Chanto – Doing Things Properly

In episode 20 of the Ikigai Podcast, Dr Iza Kavedžija, Assistant Professor of Medical Anthropology at the University of Cambridge and author of the book Making Meaningful Lives: Tales from an Ageing Japan, recounted her experience of volunteering for an NGO at a community café in the south of Osaka.

As part of her doctoral research on the construction of meaning in life and the experience of ageing among older people in Osaka, Kavedžija spent 14 months visiting the same group of elderly people and observing their relationships and interactions at a community café. 

Chanto Suru

When Kavedžija started working at the café, she was quickly instructed on how to serve a cup of coffee or tea with great attention and care – a practice so precise it included placing the teaspoon at a particular angle on the tea plate. What was overwhelming at first became a practice of purpose, a form of mastery. This is an example of what the Japanese call chanto suru – ‘doing things properly’ – and it is something I have observed and appreciated on countless occasions during my time in Japan. 

Doing things properly

On the podcast, Kavedžija shared:

‘...the better you become at it, the more second nature it becomes and of course, the easier it gets and more enjoyable one can get out of it; anything you're doing well, you can get a sense of enjoyment from it.
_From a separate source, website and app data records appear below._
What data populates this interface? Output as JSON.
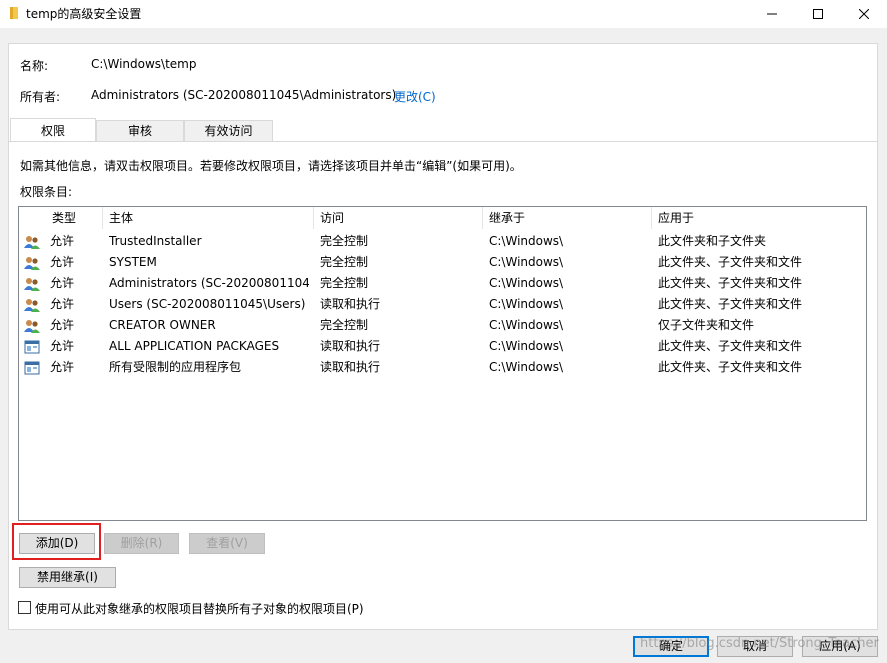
{
  "window": {
    "title": "temp的高级安全设置",
    "minimize_glyph": "—",
    "maximize_glyph": "☐",
    "close_glyph": "✕"
  },
  "info": {
    "name_label": "名称:",
    "name_value": "C:\\Windows\\temp",
    "owner_label": "所有者:",
    "owner_value": "Administrators (SC-202008011045\\Administrators)",
    "change_link": "更改(C)"
  },
  "tabs": [
    {
      "label": "权限",
      "active": true
    },
    {
      "label": "审核",
      "active": false
    },
    {
      "label": "有效访问",
      "active": false
    }
  ],
  "instructions": "如需其他信息，请双击权限项目。若要修改权限项目，请选择该项目并单击“编辑”(如果可用)。",
  "entries_label": "权限条目:",
  "table": {
    "columns": [
      "类型",
      "主体",
      "访问",
      "继承于",
      "应用于"
    ],
    "rows": [
      {
        "icon": "users-icon",
        "type": "允许",
        "principal": "TrustedInstaller",
        "access": "完全控制",
        "inherited": "C:\\Windows\\",
        "applies": "此文件夹和子文件夹"
      },
      {
        "icon": "users-icon",
        "type": "允许",
        "principal": "SYSTEM",
        "access": "完全控制",
        "inherited": "C:\\Windows\\",
        "applies": "此文件夹、子文件夹和文件"
      },
      {
        "icon": "users-icon",
        "type": "允许",
        "principal": "Administrators (SC-202008011045...",
        "access": "完全控制",
        "inherited": "C:\\Windows\\",
        "applies": "此文件夹、子文件夹和文件"
      },
      {
        "icon": "users-icon",
        "type": "允许",
        "principal": "Users (SC-202008011045\\Users)",
        "access": "读取和执行",
        "inherited": "C:\\Windows\\",
        "applies": "此文件夹、子文件夹和文件"
      },
      {
        "icon": "users-icon",
        "type": "允许",
        "principal": "CREATOR OWNER",
        "access": "完全控制",
        "inherited": "C:\\Windows\\",
        "applies": "仅子文件夹和文件"
      },
      {
        "icon": "app-package-icon",
        "type": "允许",
        "principal": "ALL APPLICATION PACKAGES",
        "access": "读取和执行",
        "inherited": "C:\\Windows\\",
        "applies": "此文件夹、子文件夹和文件"
      },
      {
        "icon": "app-package-icon",
        "type": "允许",
        "principal": "所有受限制的应用程序包",
        "access": "读取和执行",
        "inherited": "C:\\Windows\\",
        "applies": "此文件夹、子文件夹和文件"
      }
    ]
  },
  "buttons": {
    "add": "添加(D)",
    "remove": "删除(R)",
    "view": "查看(V)",
    "disable_inheritance": "禁用继承(I)",
    "ok": "确定",
    "cancel": "取消",
    "apply": "应用(A)"
  },
  "replace_checkbox_label": "使用可从此对象继承的权限项目替换所有子对象的权限项目(P)",
  "watermark": "https://blog.csdn.net/Strong_Teacher",
  "colors": {
    "link": "#0066cc",
    "highlight_border": "#e02020",
    "primary_border": "#0078d7"
  }
}
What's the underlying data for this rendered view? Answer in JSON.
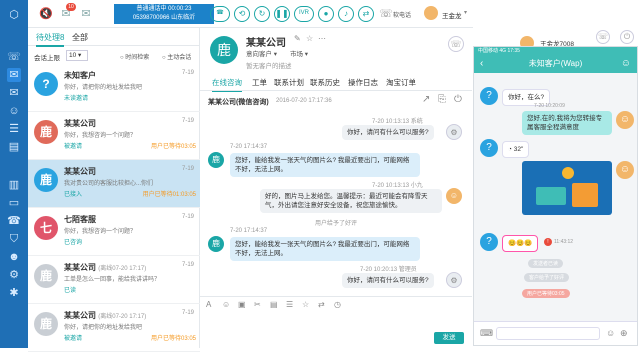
{
  "top": {
    "status_line1": "普通通话中 00:00:23",
    "status_line2": "05398700966 山东临沂",
    "ivr_label": "IVR",
    "phone_btn_label": "软电话",
    "agent_name": "王金龙",
    "badge_count": "10",
    "buttons": [
      "hangup",
      "hold",
      "transfer",
      "pause",
      "ivr",
      "record",
      "mute",
      "consult"
    ]
  },
  "list": {
    "tab_pending": "待处理8",
    "tab_all": "全部",
    "session_sort_label": "会话上限",
    "session_limit": "10",
    "sort_time": "时间检索",
    "sort_active": "主动会话",
    "conversations": [
      {
        "name": "未知客户",
        "time": "7-19",
        "msg": "你好，请把你的地址发给我吧",
        "tag": "未读邀请",
        "wait": "",
        "avatar": "?",
        "color": "#2aa3e0"
      },
      {
        "name": "某某公司",
        "time": "7-19",
        "msg": "你好，我想咨询一个问题？",
        "tag": "被邀请",
        "wait": "用户已等待03:05",
        "avatar": "鹿",
        "color": "#e06a5a"
      },
      {
        "name": "某某公司",
        "time": "7-19",
        "msg": "我对贵公司的客服比较担心...你们",
        "tag": "已接入",
        "wait": "用户已等待01:03:05",
        "avatar": "鹿",
        "color": "#2aa3e0"
      },
      {
        "name": "七陌客服",
        "time": "7-19",
        "msg": "你好，我想咨询一个问题？",
        "tag": "已咨询",
        "wait": "",
        "avatar": "七",
        "color": "#e0556a"
      },
      {
        "name": "某某公司",
        "sub": "(离线07-20 17:17)",
        "time": "7-19",
        "msg": "工单是怎么一回事，能给我讲讲吗？",
        "tag": "已读",
        "wait": "",
        "avatar": "鹿",
        "color": "#c9ced4"
      },
      {
        "name": "某某公司",
        "sub": "(离线07-20 17:17)",
        "time": "7-19",
        "msg": "你好，请把你的地址发给我吧",
        "tag": "被邀请",
        "wait": "用户已等待03:05",
        "avatar": "鹿",
        "color": "#c9ced4"
      }
    ]
  },
  "chat": {
    "company": "某某公司",
    "sub1": "意向客户",
    "sub2": "市场",
    "desc": "暂无客户的描述",
    "tabs": [
      "在线咨询",
      "工单",
      "联系计划",
      "联系历史",
      "操作日志",
      "淘宝订单"
    ],
    "session_title": "某某公司(微信咨询)",
    "session_time": "2016-07-20 17:17:36",
    "messages": [
      {
        "side": "r",
        "meta": "7-20 10:13:13 系统",
        "text": "你好，请问有什么可以服务?"
      },
      {
        "side": "l",
        "meta": "7-20 17:14:37",
        "text": "您好，能给我发一张天气的图片么? 我最近要出门，可能网络不好，无法上网。"
      },
      {
        "side": "p",
        "meta": "7-20 10:13:13 小九",
        "text": "好的，图片马上发给您。温馨提示：最近可能会有降雪天气，外出请您注意好安全设备，祝您旅途愉快。"
      },
      {
        "side": "c",
        "text": "用户给予了好评"
      },
      {
        "side": "l",
        "meta": "7-20 17:14:37",
        "text": "您好，能给我发一张天气的图片么? 我最近要出门，可能网络不好，无法上网。"
      },
      {
        "side": "r",
        "meta": "7-20 10:20:13 管理员",
        "text": "你好，请问有什么可以服务?"
      }
    ],
    "send_label": "发送"
  },
  "phone": {
    "status": "中国移动  4G  17:35",
    "title": "未知客户(Wap)",
    "agent_label": "王金龙7008",
    "messages": [
      {
        "side": "l",
        "text": "你好，在么?"
      },
      {
        "side": "r",
        "meta": "7-20 10:20:09",
        "text": "您好,在的,我将为您转接专属客服全程满意度"
      },
      {
        "side": "l",
        "text": "32\""
      },
      {
        "side": "img",
        "text": ""
      },
      {
        "side": "emo",
        "time": "11:43:12",
        "text": "😊😊😊"
      },
      {
        "side": "pill",
        "text": "发送者已读"
      },
      {
        "side": "pill",
        "text": "客户给予了好评"
      },
      {
        "side": "pill",
        "text": "用户已等待03:05"
      }
    ]
  }
}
So there's this sense that in every sphere of life, one can do things properly, one can water the flowers properly, one can put out the rubbish properly. As I'm sure anyone who's been to Japan will realise that there are 17 types of rubbish depending on which municipality you are in but sorting the rubbish is a complicated process, but doing it properly gives you a sense of getting things done well. 

There's something really interesting about how this then plays out, that if you are doing something masterfully, really well, whether that be a complex activity, such as calligraphy, or whether it be something very mundane, you have to attend to what you're doing and in doing that, I think one has very little space to be concerned or think about worries about the future.’


What Kavedžija is describing is shimei-kan, a sense of purpose. While this certainly does not mean you can (or need to) find purpose in everything you do, you can certainly approach your day-to-day tasks with an attitude of chanto, focusing on giving your best effort in the present rather than being distracted by worries about the future or regrets from the past; simply immerse yourself in the moment and enjoy the satisfaction that results from acting with intentionality – with purpose.

As you approach each successive task this way, you can feel your sense of purpose accumulating throughout the day – and perhaps even feel that you are moving towards self-improvement or self-actualization. 

There is also a compound benefit associated with the positive impact that this approach has on others: By doing things properly, as Kavedžija did when serving tea, you have an opportunity to serve the greater good by creating a pleasant, positive environment and demonstrating to others that they are worth your time and effort. 

The importance of doing things properly

The importance of doing things properly is understood in Japan. I learned from Japanese culture that if we're going to do things, no matter how small they are, we should do them properly. When we have done something properly our mind is free to move on. When we don’t do something properly we have to deal with uncertainty and the possibility that we may have to return to the task again. Depending on the context or situation, dismissing small tasks as unimportant could potentially result in devastating consequences.

The management of Tokyo’s various rail systems is an example of things being done properly on a large collective scale. Taking a train in Tokyo for the first time is quite the spectacle. You are likely to to see the platform conductor with white gloves on, red flag in hand at the ready, sweeping his whole arm as he points along and scans the edge of the platform, calling out various visual checks to ensure that nothing and nobody has fallen onto the tracks seconds before the arrival of the train. Before the train departs, he will go through a similar procedure, again extending his whole arm and pointing with his hand to confirm visual checks while calling them out to ensure the train can safely depart. He will go through a similar procedure yet again to confirm the platform is clear immediately after the train has departed. These three safety checks are done in the space of a few minutes to ensure no passengers get hurt and that the train arrives and departs on time.

And if you happen to get on the front carriage of a train, you are likely to see the driver point to and call out train signals multiple times between station stops. This is done to ensure that the status of signals is being read properly, to facilitate the smooth running of the train, and prevent any potential accidents. Now imagine thousands of rail workers doing this over and over again all day as they shuffle over 8 million people daily between train stations, with not one conductor or train driver missing a single safety check. Pointing and calling helps rail workers fully concentrate on each task of their jobs to ensure passenger safety and the efficient running of train lines.

As indicated above, one of the defining features of chanto  is the impact it has not just on yourself but also on those on the receiving end or your actions. This is another reminder that purpose is not solely related to you and your personal achievements; it is a social endeavour that you can express in the relationships you have with others through your various social roles.